The U.S. Department of Labor (DOL) is advancing a proposal that would enable 401(k) plan sponsors to automatically transfer account balances up to $5,000 of former participants who have left the company. The amounts would be transferred to the 401(k) plan of an employee’s new employer. Assets transferred using this “auto portability” approach would make an intermediate pit stop in an IRA before landing in the former employee’s new employer’s plan. Here’s what you need to know. Read more
We’ve all received suspicious-looking emails asking us to provide personal information to redeem a prize that we’ve won or alerting us that someone we know needs financial help. By now, most of us recognize these scams—and don’t open the email.
But what if the message looked like it was coming from an official, known source? Would you open an email you thought was coming from your 401(k) service provider or the sponsor of your retirement plan? Read more
Political candidates who don’t know the cost of a gallon of gas or a movie ticket usually wind up paying that price with voters and losing on election day. Likewise, many plan sponsors are finding themselves on the losing side of lawsuits because they allowed their defined contribution plan to pay unreasonable service fees.

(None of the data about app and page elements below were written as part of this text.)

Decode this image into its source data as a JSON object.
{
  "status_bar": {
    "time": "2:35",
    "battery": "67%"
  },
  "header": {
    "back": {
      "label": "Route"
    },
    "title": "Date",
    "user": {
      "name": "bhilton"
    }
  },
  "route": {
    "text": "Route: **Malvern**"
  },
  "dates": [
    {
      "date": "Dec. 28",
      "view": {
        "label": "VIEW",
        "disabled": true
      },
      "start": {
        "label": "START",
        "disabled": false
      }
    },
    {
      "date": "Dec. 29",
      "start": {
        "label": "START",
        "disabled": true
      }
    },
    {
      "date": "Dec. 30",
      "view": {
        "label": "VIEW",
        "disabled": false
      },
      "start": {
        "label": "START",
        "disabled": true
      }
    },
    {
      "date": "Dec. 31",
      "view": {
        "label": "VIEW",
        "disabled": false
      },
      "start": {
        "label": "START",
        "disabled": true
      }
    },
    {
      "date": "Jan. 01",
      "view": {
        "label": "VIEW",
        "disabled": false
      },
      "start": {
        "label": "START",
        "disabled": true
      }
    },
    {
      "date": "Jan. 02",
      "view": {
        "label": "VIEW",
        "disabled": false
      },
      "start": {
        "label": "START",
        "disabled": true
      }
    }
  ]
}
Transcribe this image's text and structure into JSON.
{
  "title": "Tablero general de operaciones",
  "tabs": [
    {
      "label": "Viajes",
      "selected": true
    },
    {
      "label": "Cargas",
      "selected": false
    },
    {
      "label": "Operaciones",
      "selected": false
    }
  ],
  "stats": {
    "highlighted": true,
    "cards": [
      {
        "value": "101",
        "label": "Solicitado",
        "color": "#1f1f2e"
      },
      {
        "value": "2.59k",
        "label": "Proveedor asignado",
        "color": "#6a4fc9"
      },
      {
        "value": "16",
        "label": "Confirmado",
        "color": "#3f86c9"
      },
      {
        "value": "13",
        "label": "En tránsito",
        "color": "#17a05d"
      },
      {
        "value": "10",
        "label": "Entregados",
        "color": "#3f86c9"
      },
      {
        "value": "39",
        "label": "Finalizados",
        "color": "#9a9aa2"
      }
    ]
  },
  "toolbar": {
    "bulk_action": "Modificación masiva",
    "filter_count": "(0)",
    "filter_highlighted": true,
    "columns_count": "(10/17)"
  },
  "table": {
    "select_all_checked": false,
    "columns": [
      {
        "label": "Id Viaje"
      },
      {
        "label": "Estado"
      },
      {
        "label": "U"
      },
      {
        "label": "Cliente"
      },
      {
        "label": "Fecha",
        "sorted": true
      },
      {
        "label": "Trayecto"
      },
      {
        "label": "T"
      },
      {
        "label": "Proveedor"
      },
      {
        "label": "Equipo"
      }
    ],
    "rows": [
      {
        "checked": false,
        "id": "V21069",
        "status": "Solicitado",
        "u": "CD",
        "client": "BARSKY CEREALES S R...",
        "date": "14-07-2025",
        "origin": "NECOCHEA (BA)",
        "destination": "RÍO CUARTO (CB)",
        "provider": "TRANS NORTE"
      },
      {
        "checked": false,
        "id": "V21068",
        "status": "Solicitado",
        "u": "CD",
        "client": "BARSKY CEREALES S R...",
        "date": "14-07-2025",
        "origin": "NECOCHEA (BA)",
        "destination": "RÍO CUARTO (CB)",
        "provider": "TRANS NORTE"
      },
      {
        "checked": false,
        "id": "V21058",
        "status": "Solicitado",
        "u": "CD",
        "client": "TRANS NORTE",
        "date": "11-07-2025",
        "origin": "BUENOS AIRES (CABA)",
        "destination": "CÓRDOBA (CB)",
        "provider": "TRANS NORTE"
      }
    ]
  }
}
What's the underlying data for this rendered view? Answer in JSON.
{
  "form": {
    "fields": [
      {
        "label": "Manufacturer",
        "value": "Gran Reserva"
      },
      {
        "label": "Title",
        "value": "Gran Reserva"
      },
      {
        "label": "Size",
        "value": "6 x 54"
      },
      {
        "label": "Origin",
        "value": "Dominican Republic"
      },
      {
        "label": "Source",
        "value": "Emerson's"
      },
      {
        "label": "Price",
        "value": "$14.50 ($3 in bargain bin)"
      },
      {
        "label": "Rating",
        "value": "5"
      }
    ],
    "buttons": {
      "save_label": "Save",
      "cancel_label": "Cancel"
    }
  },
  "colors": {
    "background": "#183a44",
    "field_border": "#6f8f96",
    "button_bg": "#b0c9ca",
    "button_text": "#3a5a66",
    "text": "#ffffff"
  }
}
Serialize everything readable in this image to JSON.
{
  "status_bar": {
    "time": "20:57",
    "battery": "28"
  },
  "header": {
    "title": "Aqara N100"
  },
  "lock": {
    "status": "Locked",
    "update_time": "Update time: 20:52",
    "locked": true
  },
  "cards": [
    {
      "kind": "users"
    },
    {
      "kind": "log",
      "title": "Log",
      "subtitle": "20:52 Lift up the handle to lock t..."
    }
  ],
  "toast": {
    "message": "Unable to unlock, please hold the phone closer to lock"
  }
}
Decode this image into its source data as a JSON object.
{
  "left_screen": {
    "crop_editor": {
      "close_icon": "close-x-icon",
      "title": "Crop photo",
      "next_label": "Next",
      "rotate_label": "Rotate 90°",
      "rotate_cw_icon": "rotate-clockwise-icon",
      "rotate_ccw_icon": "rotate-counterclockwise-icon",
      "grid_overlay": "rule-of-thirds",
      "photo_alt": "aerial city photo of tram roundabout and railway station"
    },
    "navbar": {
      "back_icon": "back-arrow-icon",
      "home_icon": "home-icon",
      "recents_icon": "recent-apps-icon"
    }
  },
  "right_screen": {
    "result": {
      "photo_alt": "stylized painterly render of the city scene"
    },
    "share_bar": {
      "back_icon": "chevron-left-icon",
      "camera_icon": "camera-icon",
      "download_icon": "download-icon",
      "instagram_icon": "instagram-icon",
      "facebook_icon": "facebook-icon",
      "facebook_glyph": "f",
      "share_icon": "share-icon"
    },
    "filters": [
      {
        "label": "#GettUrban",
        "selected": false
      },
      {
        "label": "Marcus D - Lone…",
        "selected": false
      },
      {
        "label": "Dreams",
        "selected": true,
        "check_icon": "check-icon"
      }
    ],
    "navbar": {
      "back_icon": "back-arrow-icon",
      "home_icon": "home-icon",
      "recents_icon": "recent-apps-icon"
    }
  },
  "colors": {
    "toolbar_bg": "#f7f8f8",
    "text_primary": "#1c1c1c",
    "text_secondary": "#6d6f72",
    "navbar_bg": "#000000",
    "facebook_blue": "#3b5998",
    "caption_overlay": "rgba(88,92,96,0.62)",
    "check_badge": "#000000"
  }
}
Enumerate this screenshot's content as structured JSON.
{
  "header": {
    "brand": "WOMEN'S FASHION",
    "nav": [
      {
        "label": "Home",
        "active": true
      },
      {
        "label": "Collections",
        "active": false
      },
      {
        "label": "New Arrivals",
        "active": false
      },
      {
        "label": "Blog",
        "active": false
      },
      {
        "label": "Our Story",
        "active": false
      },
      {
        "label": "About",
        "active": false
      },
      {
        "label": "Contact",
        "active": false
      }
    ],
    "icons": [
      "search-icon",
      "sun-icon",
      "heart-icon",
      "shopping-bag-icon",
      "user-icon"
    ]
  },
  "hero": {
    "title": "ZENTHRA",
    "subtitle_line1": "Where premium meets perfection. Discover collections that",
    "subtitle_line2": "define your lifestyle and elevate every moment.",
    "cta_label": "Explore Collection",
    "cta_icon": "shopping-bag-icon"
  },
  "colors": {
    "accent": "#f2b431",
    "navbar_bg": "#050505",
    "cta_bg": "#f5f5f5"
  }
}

Read more
Current tax law gives employers encouragement to start automatically enrolling employees for tax-saving 401(k) elective deferral contributions (also called salary reduction contributions). The Pension Protection Act of 2006 removed perceived state-law restrictions and made other changes.
The end result of these changes: Companies adopting auto-enrollment features will have more employees participating. Larger allowable salary reduction contributions can likely be made for higher-paid employees, because lower-paid workers will be contributing more.
Defined contribution plan sponsors face numerous challenges when workers change jobs, and the Department of Labor (DOL) is paying close attention to how employers are dealing with these situations.
Often, outgoing workers don’t provide instructions or forwarding information, leaving it up to the plan sponsor to figure out what to do with the assets that are left behind.
From 2004 to 2013, more than 25 million participants in workplace plans left at least one retirement account behind when changing jobs, according to a January report from the Government Accountability Office (GAO). Meanwhile, the DOL estimates that $15 million in distribution checks goes unclaimed each year. Read more
Plan sponsors face many challenges. One of the biggest is determining their 401(k) plan’s total cost, including the cost of investment management, plan administration and participant services. Fees and costs associated with a retirement plan’s investments are inevitable. However, ERISA requires that any compensation paid to any service provider — including an investment provider, manager or adviser — be reasonable. Read more
Question: We would like to amend our 401(k) plan to exclude all part-time employees from plan eligibility. Our plan requires an employee to complete 1,000 hours of service in a 12-month period before becoming eligible to participate in the plan, but we want to exclude part-time employees regardless of their hours. Can we do this?
Answer: The short answer is no, if you intend to exclude part-time employees based on their job classification as part-time, not their actual hours. Here’s why. Read more